"According to Dr. Ciccotti there's a one- to two-millimeter area in length that was of some issue. And then the width is one centimeter or something like that. It's very, very small, a very pinpointed area. And again there's very little edema or swelling or fluid in that area. But anytime it's the elbow you've got to be concerned about it."
Q: You're confident it's the flexor and not UCL?
Amaro: "There's nothing, nothing the matter with his UCL."
Q: Sometimes older arms wear down and guys pitch through stuff as they get older, correct?
Amaro: "And he may have to, yeah he may have to pitch through it and see what happens. There's a couple of different things that can happen. He can pitch through it and there could be scar tissue breaking up that could be resolved. He did start to throw the next day, on Friday and Saturday he threw. And as he threw, he got better. Typically it's the other way around. You don't want it to get progressivley worse. But you have to be alarmed, we have to be concerned because it's the same area and he feels something. .. It's the same area, the same issues he had last year."
Q: Is surgery an option? Can it fix it?
Amaro: "A lot of it will depend on what (Dr. James) Andrews says, but everybody has kind of been on the same page with this, that if they do have to do a surgery and have to clean away some of the 'bad stuff' in there, it's a real small area.

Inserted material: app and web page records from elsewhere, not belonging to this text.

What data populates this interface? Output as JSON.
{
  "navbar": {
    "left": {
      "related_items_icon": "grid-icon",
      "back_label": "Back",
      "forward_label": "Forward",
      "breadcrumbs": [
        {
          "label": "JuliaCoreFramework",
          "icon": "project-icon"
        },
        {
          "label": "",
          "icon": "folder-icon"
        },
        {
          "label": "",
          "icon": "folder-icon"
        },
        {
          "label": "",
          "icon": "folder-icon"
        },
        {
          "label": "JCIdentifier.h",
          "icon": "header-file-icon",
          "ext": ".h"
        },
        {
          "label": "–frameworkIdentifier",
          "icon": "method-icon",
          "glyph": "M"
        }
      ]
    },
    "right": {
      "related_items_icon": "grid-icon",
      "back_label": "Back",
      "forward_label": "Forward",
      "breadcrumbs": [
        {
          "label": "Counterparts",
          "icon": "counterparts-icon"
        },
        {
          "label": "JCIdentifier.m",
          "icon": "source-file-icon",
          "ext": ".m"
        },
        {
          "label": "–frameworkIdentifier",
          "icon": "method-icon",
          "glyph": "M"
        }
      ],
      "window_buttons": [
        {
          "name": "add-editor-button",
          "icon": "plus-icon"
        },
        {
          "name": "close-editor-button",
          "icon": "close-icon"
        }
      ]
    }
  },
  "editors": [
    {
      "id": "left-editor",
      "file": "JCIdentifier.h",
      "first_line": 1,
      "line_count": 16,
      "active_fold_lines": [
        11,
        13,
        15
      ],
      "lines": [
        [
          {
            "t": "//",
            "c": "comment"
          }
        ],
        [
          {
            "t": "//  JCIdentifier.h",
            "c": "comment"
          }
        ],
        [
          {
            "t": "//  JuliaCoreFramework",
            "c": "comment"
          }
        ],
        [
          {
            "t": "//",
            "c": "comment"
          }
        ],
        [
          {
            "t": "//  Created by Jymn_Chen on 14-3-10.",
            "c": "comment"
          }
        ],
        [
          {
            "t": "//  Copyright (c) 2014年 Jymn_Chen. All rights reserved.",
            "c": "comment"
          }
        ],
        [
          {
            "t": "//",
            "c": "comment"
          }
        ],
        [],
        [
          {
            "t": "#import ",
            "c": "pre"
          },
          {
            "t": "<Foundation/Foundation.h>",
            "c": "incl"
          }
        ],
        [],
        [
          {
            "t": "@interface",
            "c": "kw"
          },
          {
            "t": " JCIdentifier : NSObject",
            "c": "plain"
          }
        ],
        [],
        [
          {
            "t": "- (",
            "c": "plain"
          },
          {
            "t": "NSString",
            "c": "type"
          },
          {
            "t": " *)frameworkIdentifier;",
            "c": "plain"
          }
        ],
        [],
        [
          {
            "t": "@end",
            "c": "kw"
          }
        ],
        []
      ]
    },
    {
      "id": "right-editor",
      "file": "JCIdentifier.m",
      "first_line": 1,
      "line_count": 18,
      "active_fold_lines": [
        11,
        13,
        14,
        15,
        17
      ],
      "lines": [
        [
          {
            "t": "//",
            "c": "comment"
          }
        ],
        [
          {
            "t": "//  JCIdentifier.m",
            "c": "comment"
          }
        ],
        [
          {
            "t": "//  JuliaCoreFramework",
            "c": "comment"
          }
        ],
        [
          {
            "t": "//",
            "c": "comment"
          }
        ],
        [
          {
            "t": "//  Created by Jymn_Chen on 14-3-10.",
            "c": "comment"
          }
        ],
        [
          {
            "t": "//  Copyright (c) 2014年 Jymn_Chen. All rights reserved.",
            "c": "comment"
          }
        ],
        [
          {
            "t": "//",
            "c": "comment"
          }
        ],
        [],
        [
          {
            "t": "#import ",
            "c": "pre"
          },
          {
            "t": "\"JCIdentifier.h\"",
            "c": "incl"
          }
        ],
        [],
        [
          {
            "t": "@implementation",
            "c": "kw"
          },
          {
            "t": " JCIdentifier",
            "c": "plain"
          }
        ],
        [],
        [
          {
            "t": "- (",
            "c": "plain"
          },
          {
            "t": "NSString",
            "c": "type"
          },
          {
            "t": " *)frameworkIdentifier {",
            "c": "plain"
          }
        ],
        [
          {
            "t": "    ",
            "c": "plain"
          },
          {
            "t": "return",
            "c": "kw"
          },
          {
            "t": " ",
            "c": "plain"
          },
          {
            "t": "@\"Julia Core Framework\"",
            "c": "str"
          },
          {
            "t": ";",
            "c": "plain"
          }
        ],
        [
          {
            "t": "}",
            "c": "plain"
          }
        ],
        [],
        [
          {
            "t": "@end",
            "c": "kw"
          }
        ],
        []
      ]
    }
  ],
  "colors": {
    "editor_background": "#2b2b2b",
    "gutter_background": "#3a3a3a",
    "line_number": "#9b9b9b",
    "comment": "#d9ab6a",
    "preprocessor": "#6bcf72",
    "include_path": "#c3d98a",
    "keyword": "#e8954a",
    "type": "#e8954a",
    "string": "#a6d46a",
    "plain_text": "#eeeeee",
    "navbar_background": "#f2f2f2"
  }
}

If it ends up having to get repaired it's 6-8 months. So I don't know. I think ultimately it'll be a decision for Cliff later on. But a lot of it will depend on how he's feeling when he starts throwing again."
Q: Was there a decision made last year about that, surgery, fighting through it, etc.?
Amaro: "There was no recommendation from Ciccotti, Altcheck, Andrews, none of those guys recommended because of the nature of the injury. It was such a small area that there was no recommendation for surgery at that time. All of them felt like it was resolve itself, which in essence it did, but now something in there is nothing him again, and we have to take as much precaution as possible just to make sure it doesn't progress. Hopefully it doesn't."